McColgan found his confirmation months later, in New York’s Radio City Music Hall. "In the tension that always precedes curtain up, I looked across the rows of expectant faces of those six thousand, and wondered how they would react," he recalls. "Had we overreached ourselves? Could this show that had come from our hearts really take another city and a different continent by storm?

"In the thunderous standing ovation that followed, we knew what the entertainment world now knows: that ‘Riverdance’ had crossed all boundaries and taken its place as a performance the whole theater-going world would enjoy."

Corporate sponsors for "Riverdance" are Iowa State Bank and Trust Company and Dahl Ford of Davenport, Inc., through the University of Iowa Foundation.

Tickets for the Wednesday and Thursday performances are $55, $45 and $30 ($49.50, $40.50 and $27 for UI students). All tickets for the Friday, Saturday and Sunday performances are $60, $50 and $35.
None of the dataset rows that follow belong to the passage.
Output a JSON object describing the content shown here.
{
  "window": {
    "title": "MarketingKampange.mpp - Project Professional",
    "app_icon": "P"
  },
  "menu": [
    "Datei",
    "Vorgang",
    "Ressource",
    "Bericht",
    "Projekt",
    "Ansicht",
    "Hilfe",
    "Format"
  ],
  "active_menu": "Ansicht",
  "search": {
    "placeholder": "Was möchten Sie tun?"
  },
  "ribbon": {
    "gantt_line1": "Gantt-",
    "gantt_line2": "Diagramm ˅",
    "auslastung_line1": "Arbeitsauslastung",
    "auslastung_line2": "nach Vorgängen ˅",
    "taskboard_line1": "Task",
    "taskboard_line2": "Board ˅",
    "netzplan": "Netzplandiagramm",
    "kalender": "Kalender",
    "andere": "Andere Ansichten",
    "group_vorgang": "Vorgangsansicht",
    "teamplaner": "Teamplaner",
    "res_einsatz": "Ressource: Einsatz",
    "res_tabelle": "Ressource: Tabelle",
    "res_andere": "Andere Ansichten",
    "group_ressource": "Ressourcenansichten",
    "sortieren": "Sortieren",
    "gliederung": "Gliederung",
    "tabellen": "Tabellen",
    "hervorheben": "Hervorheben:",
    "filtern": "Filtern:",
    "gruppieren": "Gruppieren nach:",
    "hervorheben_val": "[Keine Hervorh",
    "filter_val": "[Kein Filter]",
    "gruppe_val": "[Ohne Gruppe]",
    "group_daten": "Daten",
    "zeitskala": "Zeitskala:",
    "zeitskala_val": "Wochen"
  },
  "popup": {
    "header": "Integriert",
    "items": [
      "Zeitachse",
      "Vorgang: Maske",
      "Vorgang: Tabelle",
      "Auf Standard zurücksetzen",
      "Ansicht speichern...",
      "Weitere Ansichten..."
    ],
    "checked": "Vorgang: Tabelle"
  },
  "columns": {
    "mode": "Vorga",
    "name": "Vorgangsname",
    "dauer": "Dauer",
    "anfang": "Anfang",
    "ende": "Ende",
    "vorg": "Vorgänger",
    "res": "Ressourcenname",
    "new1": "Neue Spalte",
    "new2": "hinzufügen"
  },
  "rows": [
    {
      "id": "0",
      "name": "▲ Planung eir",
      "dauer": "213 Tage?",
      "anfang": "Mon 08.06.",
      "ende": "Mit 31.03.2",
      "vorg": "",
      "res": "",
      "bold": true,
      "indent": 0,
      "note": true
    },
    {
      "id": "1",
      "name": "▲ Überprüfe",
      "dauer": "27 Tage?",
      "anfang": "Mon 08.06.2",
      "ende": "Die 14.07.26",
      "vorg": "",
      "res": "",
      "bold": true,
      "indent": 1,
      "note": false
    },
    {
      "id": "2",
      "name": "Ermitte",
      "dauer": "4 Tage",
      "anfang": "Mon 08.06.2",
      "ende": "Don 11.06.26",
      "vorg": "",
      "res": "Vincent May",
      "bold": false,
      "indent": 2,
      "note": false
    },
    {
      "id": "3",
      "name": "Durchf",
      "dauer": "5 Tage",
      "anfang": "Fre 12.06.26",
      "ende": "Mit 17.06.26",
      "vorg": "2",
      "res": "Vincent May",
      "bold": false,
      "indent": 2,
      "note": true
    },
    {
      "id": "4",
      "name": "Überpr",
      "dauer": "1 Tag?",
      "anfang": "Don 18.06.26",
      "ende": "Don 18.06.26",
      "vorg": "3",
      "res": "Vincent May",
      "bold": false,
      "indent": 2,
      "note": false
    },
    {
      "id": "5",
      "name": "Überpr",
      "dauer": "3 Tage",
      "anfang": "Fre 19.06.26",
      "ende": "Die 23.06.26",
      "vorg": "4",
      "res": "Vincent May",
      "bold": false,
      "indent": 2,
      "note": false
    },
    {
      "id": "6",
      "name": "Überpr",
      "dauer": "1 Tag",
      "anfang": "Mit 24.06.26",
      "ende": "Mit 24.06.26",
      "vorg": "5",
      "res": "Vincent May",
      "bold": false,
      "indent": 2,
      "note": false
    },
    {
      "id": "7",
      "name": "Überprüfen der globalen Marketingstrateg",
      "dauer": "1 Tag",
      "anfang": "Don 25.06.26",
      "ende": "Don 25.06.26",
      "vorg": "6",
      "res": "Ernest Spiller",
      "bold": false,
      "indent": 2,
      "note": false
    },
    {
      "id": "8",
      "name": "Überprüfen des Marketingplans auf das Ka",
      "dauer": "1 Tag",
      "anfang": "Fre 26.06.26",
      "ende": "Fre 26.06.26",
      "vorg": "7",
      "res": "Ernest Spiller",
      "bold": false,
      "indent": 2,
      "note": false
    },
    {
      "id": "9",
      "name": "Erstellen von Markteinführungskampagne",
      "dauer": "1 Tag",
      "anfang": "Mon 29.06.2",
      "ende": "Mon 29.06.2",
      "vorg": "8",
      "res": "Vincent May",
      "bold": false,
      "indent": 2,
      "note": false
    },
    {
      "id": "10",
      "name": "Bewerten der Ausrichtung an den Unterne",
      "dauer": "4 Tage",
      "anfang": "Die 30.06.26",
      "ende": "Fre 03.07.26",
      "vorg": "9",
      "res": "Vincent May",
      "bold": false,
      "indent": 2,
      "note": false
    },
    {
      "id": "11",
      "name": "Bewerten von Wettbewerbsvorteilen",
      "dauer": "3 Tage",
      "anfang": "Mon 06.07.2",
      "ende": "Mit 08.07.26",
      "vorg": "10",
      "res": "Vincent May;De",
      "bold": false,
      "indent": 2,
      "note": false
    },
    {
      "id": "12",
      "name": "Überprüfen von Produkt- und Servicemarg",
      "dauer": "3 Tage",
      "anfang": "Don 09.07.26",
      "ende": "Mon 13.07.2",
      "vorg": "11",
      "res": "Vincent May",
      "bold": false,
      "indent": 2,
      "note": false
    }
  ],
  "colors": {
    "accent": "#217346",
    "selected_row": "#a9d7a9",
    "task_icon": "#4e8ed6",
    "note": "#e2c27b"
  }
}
Ticket sales for "Riverdance" have been brisk. The most extensive choices for seating remain for the Thursday matinee and the Sunday evening performance.

Box office hours are 10 a.m.-5:30 p.m. weekdays and 11 a.m.-3 p.m. Saturdays. From the local calling area, dial (319) 335-1160. Long distance is toll-free, 1-800-HANCHER. Fax to
(319) 353-2284. Orders may be charged to VISA, MasterCard or American Express. UI students may charge their purchases to their university bills, and UI faculty and staff may select the option of payroll deduction. Information and brochures may be requested by e-mail at <>.People with special needs for access, seating and auxiliary services should dial (319) 335-1158. This number is answered by box office personnel prepared to offer assistance with handicapped parking, wheelchair access, hearing augmentation and other services. The line is TDD-equipped for people with hearing impairment who use that technology.

For UI arts information, visit <> on the World Wide Web. To receive UI arts news by e-mail, contact <>. Learn more about "Riverdance" at <>.